With funding from the United Methodist Board of Church and Society, United Methodist youth in the Democratic Republic of Congo are conducting civic education for other young people to help curb election violence.
During an election period, candidates often intimidate and manipulate young people, and fights sometimes break out between dissenting youth camps.
Presidential, legislative, provincial and local elections in the Congo are scheduled for Dec. 23. Elections should have occurred when incumbent President Joseph Kabila’s constitutionally mandated two-term limit expired in December 2016. The government’s failure to hold the elections led to countrywide protests.
The awareness-raising workshops teach the young people about human rights, especially how they should behave during the election period.
According to Germain Unda, vice president of the Federation of Young Protestants of Congo, the goal is to prepare young people to remain vigilant. He believes that by learning about human rights, young people will monitor their behavior.
“We are in a period of rising tensions,” Unda said. “With the experience of the past two elections, we must do a lot of civic education for young people to understand the issues.”
Raphael Upelele, coordinator of the National Human Rights Commission in Maniema Province, expressed appreciation for the United Methodist youth initiative, agreeing that young people must be guided to prevent violence during an election period.
Addressing a dozen young workshop participants from The United Methodist Church and the Church of Christ in Congo, Unda said, “During the election campaign, you must remain cautious and not give in to clientelism (a social order that depends upon relations of patronage; in particular, a political approach that emphasizes or exploits such relations) and manipulations of political actors. Above all, you need to listen attentively to the programs of action of each political party and each candidate so you can make a judicious choice.”
Muthomas Bushiri directs the bishop’s cabinet in the Eastern Congo Episcopal Area and is an officer of the Independent National Electoral Commission. During a civic education session, he explained the new electoral law affecting the legal threshold of representativity.
“The legal threshold of representativeness,” Bushiri explained, “is a corrective of the proportional system of the lists, by the grouping of the actors and political parties into large components.
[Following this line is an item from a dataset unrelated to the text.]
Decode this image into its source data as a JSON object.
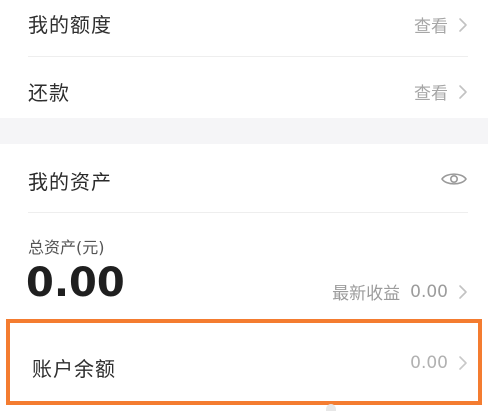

The threshold consists of a valid vote percentage determined by a legal standard that each list or independent candidate must meet in order to be admitted to the allocation of seats.”
He asserted that “teaching young people will help prevent violence during the election period. The United Methodist Church must play this role by teaching its youth and others about electoral citizenship.”
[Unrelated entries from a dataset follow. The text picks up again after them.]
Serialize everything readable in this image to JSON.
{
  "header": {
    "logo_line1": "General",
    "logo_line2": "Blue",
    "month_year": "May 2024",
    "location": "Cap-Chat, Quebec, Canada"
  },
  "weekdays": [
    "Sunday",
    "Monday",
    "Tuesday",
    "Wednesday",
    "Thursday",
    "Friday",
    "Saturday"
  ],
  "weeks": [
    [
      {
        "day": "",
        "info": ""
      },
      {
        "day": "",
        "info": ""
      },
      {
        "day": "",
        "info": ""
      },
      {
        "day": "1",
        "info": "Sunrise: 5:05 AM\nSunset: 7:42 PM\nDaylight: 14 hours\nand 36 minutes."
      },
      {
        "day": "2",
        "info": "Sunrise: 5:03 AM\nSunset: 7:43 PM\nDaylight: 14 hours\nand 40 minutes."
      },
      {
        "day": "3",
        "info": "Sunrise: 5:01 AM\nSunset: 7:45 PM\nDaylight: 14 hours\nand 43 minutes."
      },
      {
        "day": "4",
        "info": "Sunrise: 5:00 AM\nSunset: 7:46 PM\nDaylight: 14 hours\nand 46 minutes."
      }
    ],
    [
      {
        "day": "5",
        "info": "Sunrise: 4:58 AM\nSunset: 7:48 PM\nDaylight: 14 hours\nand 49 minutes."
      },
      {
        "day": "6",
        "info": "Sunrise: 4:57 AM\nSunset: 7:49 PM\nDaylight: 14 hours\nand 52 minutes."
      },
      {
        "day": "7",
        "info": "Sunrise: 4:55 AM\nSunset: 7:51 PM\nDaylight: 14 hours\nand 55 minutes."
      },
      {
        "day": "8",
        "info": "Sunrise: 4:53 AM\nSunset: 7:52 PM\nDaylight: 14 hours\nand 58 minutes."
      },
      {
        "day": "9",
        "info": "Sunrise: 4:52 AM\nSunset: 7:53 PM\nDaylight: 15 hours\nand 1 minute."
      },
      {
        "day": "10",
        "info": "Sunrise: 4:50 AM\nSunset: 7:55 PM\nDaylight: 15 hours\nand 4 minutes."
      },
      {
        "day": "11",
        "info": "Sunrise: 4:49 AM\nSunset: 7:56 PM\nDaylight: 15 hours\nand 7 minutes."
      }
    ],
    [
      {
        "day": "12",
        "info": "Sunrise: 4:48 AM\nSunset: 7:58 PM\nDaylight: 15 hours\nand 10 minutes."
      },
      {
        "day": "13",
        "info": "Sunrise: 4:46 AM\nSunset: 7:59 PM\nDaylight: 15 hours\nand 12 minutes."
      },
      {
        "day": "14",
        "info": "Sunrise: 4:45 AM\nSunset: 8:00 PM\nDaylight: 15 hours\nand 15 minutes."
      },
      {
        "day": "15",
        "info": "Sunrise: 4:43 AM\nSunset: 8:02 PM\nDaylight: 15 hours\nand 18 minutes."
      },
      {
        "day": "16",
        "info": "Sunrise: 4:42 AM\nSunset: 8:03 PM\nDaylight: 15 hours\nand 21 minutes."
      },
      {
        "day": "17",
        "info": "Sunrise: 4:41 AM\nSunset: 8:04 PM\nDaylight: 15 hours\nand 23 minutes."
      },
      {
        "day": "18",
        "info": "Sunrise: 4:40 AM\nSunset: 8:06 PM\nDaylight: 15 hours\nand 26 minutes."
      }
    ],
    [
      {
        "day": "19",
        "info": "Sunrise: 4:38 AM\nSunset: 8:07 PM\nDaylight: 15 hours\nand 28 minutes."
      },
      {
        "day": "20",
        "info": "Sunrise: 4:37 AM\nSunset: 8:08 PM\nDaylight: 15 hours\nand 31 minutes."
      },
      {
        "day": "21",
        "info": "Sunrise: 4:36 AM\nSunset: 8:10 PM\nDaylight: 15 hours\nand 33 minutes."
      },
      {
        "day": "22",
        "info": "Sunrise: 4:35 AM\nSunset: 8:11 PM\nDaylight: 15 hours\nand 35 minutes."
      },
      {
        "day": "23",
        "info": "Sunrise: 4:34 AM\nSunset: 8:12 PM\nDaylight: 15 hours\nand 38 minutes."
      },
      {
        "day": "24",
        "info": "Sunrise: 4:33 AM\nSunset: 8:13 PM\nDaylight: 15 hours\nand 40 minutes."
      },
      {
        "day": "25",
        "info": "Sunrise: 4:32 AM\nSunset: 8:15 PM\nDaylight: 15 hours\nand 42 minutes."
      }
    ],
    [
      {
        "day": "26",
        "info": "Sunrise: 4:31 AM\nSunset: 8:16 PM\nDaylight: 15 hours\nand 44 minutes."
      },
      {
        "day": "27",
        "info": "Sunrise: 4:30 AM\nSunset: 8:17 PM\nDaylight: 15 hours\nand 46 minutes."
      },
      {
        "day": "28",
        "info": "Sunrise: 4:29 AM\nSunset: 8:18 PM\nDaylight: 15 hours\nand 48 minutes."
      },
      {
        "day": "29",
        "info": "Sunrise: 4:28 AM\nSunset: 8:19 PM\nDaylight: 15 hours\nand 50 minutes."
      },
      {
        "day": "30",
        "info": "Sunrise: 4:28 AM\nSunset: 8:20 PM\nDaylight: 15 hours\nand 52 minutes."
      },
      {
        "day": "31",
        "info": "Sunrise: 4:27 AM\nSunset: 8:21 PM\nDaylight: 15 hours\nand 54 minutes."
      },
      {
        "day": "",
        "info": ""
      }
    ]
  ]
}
Kapas Yulu, a young United Methodist from the Kindu South Ecclesiastical District, believes the session he attended would be very useful during election campaigns.
“As we are informed about various innovations contained in the new electoral law,” he said, “it will be difficult for us to be manipulated by politicians in elections as was the case during past elections. As young Christians, we will be role models for other young people.
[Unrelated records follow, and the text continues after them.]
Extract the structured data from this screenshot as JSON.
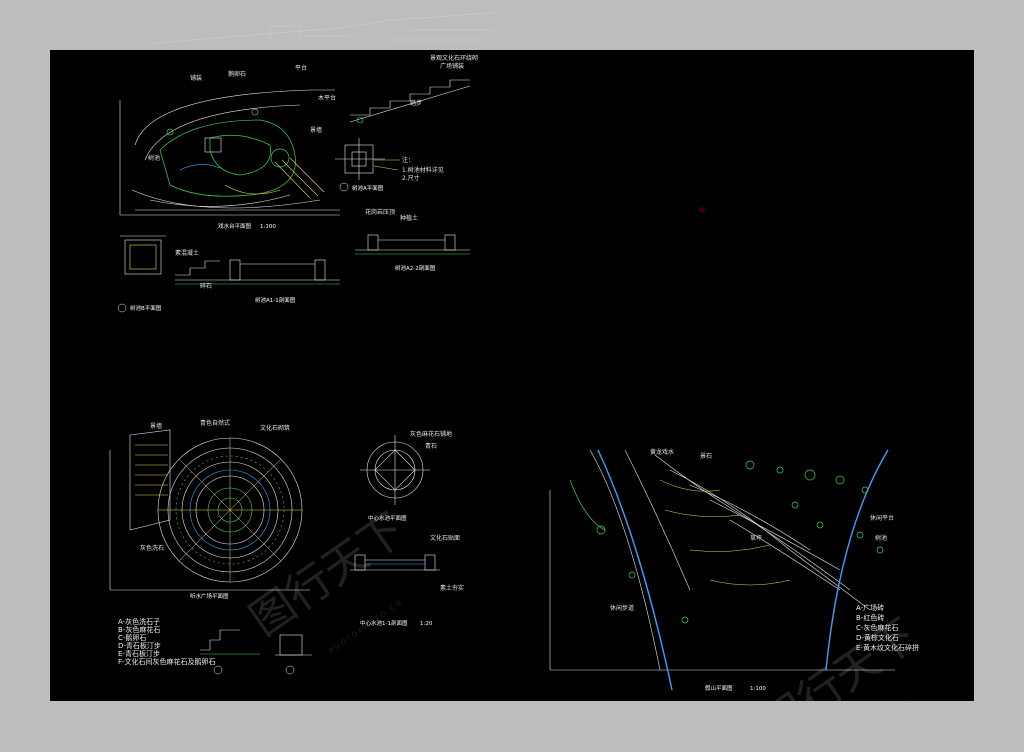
{
  "plans": {
    "p1_title": "戏水台平面图",
    "p1_scale": "1:100",
    "p2_title": "树池A平面图",
    "p3_title": "树池A2-2剖面图",
    "p4_title": "树池B平面图",
    "p5_title": "树池A1-1剖面图",
    "p6_title": "听水广场平面图",
    "p7_title": "中心水池平面图",
    "p8_title": "中心水池1-1剖面图",
    "p8_scale": "1:20",
    "p9_title": "假山平面图",
    "p9_scale": "1:100",
    "p10_title": "黄龙戏水",
    "p11_label": "素土夯实"
  },
  "legend_left": [
    "A-灰色洗石子",
    "B-灰色麻花石",
    "C-鹅卵石",
    "D-青石板汀步",
    "E-青石板汀步",
    "F-文化石间灰色麻花石及鹅卵石"
  ],
  "legend_right": [
    "A-广场砖",
    "B-红色砖",
    "C-灰色麻花石",
    "D-黄棕文化石",
    "E-黄木纹文化石碎拼"
  ],
  "watermark": {
    "cn": "图行天下",
    "en": "PHOTOPHOTO.CN"
  },
  "colors": {
    "sheet": "#000000",
    "line_white": "#e8e8e8",
    "line_green": "#39d353",
    "line_blue": "#3aa0ff",
    "line_yellow": "#e8d84a",
    "line_red": "#ff4040"
  }
}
“Having had the chance to be sensitized,” he added, “we will pass on this message wherever we go, whether in our homes or at the university where we study. This is what we have always done to influence change in our community.”
Londe is a communicator for the East Congo Annual Conference.
News media contact: Vicki Brown, Nashville, Tennessee, (615) 742-5470 or firstname.lastname@example.org.
To get more United Methodist news, subscribe to the free Daily or Weekly Digests.